The 27 start-ups have raised more than $100 million combined, with 90% of them now generating revenue, he said. He estimated that 10% or fewer are profitable, noting "that's normal for venture-funded tech companies" as they focus on adding staff and growing their user bases instead of optimizing short-term profits.
To launch an accelerator, program founders often invest their own capital and also raise money from venture capital firms and angel investors. StartEngine raised $15 million before accepting its first class and Amplify raised $4.75 million. Science, which calls itself a tech studio because it doesn't run a structured class program, announced $10 million in funding.
Each L.A. accelerator has its own specialty and approach. MuckerLab has become known for its deep Silicon Valley ties, while Amplify, which has strong entertainment industry relationships, is seeing success with more mature start-ups. StartEngine has arguably the most ambitious vision, aiming to pump out 500 L.A. start-ups in five years.
"I always tell entrepreneurs what you want to do is meet with the people running it and make sure there's a personality fit and you believe in their vision and what they can bring to the table," Science co-founder Peter Pham said.
Surf Air — a private all-you-can-fly membership airline geared toward people who travel frequently to Silicon Valley — this year was invited to join Santa Monica-based MuckerLab. Chief Executive Wade Eyerly, 32, said the program was like starting a company with training wheels and also likened the experience to "business school on speed."
"It was the best 6% I could have spent," Eyerly said of the stake in the company he gave up to be part of the accelerator. "Every major firm in L.A., they all will take our call.
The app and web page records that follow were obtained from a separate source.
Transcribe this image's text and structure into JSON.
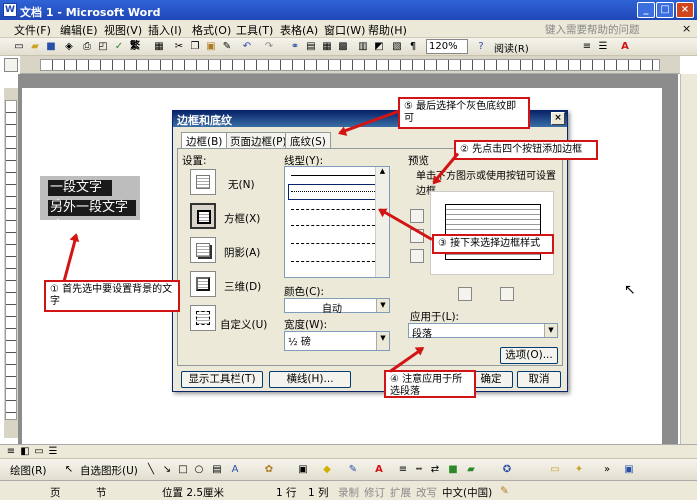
{
  "window": {
    "title": "文档 1 - Microsoft Word",
    "app_icon": "W",
    "minimize": "_",
    "maximize": "□",
    "close": "×"
  },
  "menu": {
    "items": [
      "文件(F)",
      "编辑(E)",
      "视图(V)",
      "插入(I)",
      "格式(O)",
      "工具(T)",
      "表格(A)",
      "窗口(W)",
      "帮助(H)"
    ],
    "help_placeholder": "键入需要帮助的问题",
    "close": "×"
  },
  "toolbar": {
    "zoom": "120%",
    "read_label": "阅读(R)",
    "traditional": "繁"
  },
  "document": {
    "line1": "一段文字",
    "line2": "另外一段文字",
    "para_mark": "↵"
  },
  "dialog": {
    "title": "边框和底纹",
    "tabs": [
      "边框(B)",
      "页面边框(P)",
      "底纹(S)"
    ],
    "settings_label": "设置:",
    "settings": [
      "无(N)",
      "方框(X)",
      "阴影(A)",
      "三维(D)",
      "自定义(U)"
    ],
    "linestyle_label": "线型(Y):",
    "color_label": "颜色(C):",
    "color_value": "自动",
    "width_label": "宽度(W):",
    "width_value": "½ 磅",
    "preview_label": "预览",
    "preview_hint": "单击下方图示或使用按钮可设置边框",
    "apply_label": "应用于(L):",
    "apply_value": "段落",
    "options_btn": "选项(O)...",
    "toolbar_btn": "显示工具栏(T)",
    "hline_btn": "横线(H)...",
    "ok_btn": "确定",
    "cancel_btn": "取消",
    "close": "×"
  },
  "callouts": {
    "c1": "① 首先选中要设置背景的文字",
    "c2": "② 先点击四个按钮添加边框",
    "c3": "③ 接下来选择边框样式",
    "c4": "④ 注意应用于所选段落",
    "c5": "⑤ 最后选择个灰色底纹即可"
  },
  "drawbar": {
    "draw": "绘图(R)",
    "autoshape": "自选图形(U)"
  },
  "status": {
    "page": "页",
    "section": "节",
    "pos": "位置 2.5厘米",
    "line": "1 行",
    "col": "1 列",
    "rec": "录制",
    "trk": "修订",
    "ext": "扩展",
    "ovr": "改写",
    "lang": "中文(中国)"
  },
  "colors": {
    "title": "#1f47b8",
    "callout": "#d21414"
  }
}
For other start-ups that don't have that access, getting into the door and getting past the gatekeeper is one of the greater challenges. Those doors flew open for us."